Please print every record below exactly as it reads.
=====
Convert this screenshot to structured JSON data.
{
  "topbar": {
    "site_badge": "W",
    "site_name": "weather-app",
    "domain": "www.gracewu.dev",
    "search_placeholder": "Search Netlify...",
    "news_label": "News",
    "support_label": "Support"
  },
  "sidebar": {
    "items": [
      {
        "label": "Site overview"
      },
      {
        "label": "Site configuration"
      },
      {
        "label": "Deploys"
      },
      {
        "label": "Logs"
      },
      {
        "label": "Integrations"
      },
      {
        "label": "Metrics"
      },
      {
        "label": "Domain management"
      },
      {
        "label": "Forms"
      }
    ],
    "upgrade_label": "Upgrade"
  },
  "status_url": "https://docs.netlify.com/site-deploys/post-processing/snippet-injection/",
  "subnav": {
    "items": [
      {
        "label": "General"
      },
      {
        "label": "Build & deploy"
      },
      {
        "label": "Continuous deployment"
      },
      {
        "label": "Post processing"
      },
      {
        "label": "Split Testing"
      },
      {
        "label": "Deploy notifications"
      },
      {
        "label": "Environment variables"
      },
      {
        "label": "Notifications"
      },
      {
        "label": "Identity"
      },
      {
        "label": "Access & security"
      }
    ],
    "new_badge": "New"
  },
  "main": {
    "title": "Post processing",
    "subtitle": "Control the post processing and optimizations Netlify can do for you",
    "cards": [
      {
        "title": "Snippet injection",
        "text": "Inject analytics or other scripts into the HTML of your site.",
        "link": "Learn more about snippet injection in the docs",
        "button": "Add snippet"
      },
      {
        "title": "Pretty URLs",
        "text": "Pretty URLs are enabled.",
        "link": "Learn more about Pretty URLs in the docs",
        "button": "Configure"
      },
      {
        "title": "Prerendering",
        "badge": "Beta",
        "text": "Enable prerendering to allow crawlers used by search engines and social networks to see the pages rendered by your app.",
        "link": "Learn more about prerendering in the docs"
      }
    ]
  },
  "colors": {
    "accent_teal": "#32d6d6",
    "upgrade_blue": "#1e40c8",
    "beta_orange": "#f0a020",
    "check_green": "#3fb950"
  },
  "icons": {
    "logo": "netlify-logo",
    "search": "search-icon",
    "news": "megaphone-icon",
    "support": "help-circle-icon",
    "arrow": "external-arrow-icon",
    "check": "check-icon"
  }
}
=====
_TASK RESPONSE:_
Convert this screenshot to structured JSON data.
{
  "topbar": {
    "site_badge": "W",
    "site_name": "weather-app",
    "domain": "www.gracewu.dev",
    "search_placeholder": "Search Netlify...",
    "news_label": "News",
    "support_label": "Support"
  },
  "sidebar": {
    "items": [
      {
        "label": "Site overview"
      },
      {
        "label": "Site configuration"
      },
      {
        "label": "Deploys"
      },
      {
        "label": "Logs"
      },
      {
        "label": "Integrations"
      },
      {
        "label": "Metrics"
      },
      {
        "label": "Domain management"
      },
      {
        "label": "Forms"
      }
    ],
    "upgrade_label": "Upgrade"
  },
  "status_url": "https://docs.netlify.com/site-deploys/post-processing/snippet-injection/",
  "subnav": {
    "items": [
      {
        "label": "General"
      },
      {
        "label": "Build & deploy"
      },
      {
        "label": "Continuous deployment"
      },
      {
        "label": "Post processing"
      },
      {
        "label": "Split Testing"
      },
      {
        "label": "Deploy notifications"
      },
      {
        "label": "Environment variables"
      },
      {
        "label": "Notifications"
      },
      {
        "label": "Identity"
      },
      {
        "label": "Access & security"
      }
    ],
    "new_badge": "New"
  },
  "main": {
    "title": "Post processing",
    "subtitle": "Control the post processing and optimizations Netlify can do for you",
    "cards": [
      {
        "title": "Snippet injection",
        "text": "Inject analytics or other scripts into the HTML of your site.",
        "link": "Learn more about snippet injection in the docs",
        "button": "Add snippet"
      },
      {
        "title": "Pretty URLs",
        "text": "Pretty URLs are enabled.",
        "link": "Learn more about Pretty URLs in the docs",
        "button": "Configure"
      },
      {
        "title": "Prerendering",
        "badge": "Beta",
        "text": "Enable prerendering to allow crawlers used by search engines and social networks to see the pages rendered by your app.",
        "link": "Learn more about prerendering in the docs"
      }
    ]
  },
  "colors": {
    "accent_teal": "#32d6d6",
    "upgrade_blue": "#1e40c8",
    "beta_orange": "#f0a020",
    "check_green": "#3fb950"
  },
  "icons": {
    "logo": "netlify-logo",
    "search": "search-icon",
    "news": "megaphone-icon",
    "support": "help-circle-icon",
    "arrow": "external-arrow-icon",
    "check": "check-icon"
  }
}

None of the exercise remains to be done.